Last week, Nigeria’s legislative houses were in the news for different reasons, not least among them the senate’s approval of a $22.7 billion loan request by President Muhammadu Buhari.

Not everyone is sold on the loan, even within the senate, despite the senate president’s twitter handle claiming it was a “unanimous decision.”
According to the presidency, the loan is to help execute key infrastructural projects but some senators said the geographical spread of the projects is lopsided and wanted each item of the request debated, rather than a blanket approval which was finally given.

Opposition to the senate’s social media bill continues unabated, with a public hearing of the bill titled “Protection from Internet Falsehood and Manipulations Bill, 2019” set for tomorrow, March 9.

A large number of civil society organisations (about 100) have kicked against tomorrow’s hearing, labelling it a resuscitation of “an obnoxious bill that had been hitherto unanimously rejected by the people” and should not be further considered for public hearing to be funded by tax-payers’ money.
On its part, the lower legislative chamber, the house of representatives, moved a motion to give itself a break because of the novel coronavirus (COVID-19) which has infected about 100,000 people and killed more than 3,000 across the world.

Despite Nigeria’s exemplary success in containing the virus so far, with only one case (under quarantine), the lawmakers are spreading fear, lamenting that there is nothing being done to adequately prepare the national assembly in the event of the spread of the virus among staff and visitors.

But according to the director-general of the Nigeria Centre for Disease Control (NCDC), Chikwe Ihekweazu, members should rather assist the efforts of the federal government by coming up with a sustainable budget in the fight against the spread of the virus in Nigeria, instead of causing panic among the general public.

Ihekweazu rightly noted that if other citizens of the country are to toe the line of lawmakers, then businesses, schools and offices would shut down.
Everyday Nigerians are already taking precautions with the use of sanitisers becoming widespread.

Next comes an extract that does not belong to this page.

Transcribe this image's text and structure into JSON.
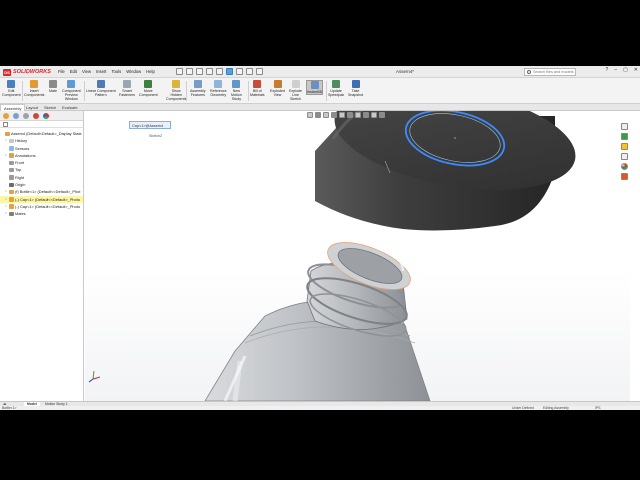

The house should justify their stupendous allowances and help come up with precautions to prevent an outbreak rather than seeking an excuse to stay away from work.

Meanwhile, the United States government has placed a $7 million (N2.5 billion) bounty for information that leads to the arrest of Abubakar Shekau, the leader of the insurgent group, Boko Haram.

This was announced via a tweet by the US Department Rewards for Justice Programme last Wednesday.
The timing is appropriate, as Nigerians continue to voice their outrage over a proposed commission to rehabilitate “repentant” Boko Haram members. The Socio-Economic Rights and Accountability Project (SERAP) urged the senate to drop the bill noting that the legislation would enable “repentant terrorists” receive foreign education.

This will include accessing funds from the Universal Basic Education Commission (UBEC), the Tertiary Education Trust Fund (TETfund) and subventions from the government.